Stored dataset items
☆ ☆ ☆ ☆

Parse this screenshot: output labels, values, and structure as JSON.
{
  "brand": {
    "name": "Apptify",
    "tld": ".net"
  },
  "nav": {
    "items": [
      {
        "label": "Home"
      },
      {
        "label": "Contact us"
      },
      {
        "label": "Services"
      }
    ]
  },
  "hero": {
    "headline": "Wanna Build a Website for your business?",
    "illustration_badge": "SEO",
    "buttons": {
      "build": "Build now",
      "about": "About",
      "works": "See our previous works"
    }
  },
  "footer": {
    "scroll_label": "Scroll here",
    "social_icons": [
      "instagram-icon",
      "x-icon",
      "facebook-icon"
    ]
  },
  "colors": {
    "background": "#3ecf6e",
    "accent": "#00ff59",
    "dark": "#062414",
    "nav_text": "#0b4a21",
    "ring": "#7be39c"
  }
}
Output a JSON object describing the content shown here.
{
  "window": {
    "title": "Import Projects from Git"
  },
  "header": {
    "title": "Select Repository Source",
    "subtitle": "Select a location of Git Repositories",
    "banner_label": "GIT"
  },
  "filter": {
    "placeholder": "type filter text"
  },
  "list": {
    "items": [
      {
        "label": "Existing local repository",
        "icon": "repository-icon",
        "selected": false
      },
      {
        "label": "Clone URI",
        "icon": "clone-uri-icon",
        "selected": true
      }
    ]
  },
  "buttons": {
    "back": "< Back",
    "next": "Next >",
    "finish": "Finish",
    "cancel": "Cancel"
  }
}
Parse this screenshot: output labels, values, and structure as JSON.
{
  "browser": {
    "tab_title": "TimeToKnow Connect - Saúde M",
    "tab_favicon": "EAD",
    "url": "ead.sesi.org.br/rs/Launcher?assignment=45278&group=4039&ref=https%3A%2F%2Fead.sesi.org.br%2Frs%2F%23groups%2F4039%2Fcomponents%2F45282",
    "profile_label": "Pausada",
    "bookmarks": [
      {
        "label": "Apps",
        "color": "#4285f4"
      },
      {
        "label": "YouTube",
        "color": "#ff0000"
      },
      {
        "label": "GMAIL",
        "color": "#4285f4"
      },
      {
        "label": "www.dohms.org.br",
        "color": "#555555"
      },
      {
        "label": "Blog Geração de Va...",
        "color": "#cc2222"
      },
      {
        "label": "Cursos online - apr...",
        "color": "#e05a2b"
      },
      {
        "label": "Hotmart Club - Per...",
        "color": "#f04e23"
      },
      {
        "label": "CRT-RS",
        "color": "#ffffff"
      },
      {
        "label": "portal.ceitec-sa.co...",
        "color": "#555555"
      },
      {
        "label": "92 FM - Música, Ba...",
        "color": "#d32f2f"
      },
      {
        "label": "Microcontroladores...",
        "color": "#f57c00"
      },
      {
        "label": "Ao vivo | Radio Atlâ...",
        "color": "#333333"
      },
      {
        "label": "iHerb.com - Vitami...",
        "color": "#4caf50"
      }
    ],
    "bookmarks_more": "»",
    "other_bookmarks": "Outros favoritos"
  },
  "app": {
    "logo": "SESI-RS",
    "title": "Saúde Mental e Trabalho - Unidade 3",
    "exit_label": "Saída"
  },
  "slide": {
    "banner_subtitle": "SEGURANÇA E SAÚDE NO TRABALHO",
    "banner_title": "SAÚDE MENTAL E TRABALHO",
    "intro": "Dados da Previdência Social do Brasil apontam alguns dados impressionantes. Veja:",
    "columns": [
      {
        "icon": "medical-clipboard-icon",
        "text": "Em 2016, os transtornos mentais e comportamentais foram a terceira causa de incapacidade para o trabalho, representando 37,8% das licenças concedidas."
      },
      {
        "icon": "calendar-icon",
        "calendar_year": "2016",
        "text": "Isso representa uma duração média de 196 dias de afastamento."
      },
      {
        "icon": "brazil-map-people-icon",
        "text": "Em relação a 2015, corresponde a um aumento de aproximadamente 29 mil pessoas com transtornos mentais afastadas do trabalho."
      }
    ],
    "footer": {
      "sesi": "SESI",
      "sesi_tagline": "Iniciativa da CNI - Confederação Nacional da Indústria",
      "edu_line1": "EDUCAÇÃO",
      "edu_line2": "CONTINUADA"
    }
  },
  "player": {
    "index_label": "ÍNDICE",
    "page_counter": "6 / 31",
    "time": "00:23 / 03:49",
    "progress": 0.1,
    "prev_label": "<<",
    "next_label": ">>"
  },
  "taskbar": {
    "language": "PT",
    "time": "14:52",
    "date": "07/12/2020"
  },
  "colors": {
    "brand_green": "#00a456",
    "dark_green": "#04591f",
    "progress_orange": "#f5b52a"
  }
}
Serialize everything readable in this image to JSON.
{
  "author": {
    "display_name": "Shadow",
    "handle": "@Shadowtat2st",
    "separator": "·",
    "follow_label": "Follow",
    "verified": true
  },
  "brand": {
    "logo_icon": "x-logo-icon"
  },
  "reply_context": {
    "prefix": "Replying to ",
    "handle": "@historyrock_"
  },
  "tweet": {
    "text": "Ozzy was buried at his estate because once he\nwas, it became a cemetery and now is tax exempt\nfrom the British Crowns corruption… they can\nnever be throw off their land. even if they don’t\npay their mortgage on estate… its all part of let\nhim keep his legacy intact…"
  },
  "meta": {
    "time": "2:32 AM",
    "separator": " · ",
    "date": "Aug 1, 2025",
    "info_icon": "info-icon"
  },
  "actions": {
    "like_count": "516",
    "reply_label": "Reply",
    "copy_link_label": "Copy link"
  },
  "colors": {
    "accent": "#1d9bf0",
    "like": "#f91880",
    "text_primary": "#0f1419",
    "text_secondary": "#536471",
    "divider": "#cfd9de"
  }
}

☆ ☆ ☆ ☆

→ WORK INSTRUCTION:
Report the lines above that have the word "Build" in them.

→ WRITTEN SOLUTION:
    "headline": "Wanna Build a Website for your business?",
      "build": "Build now",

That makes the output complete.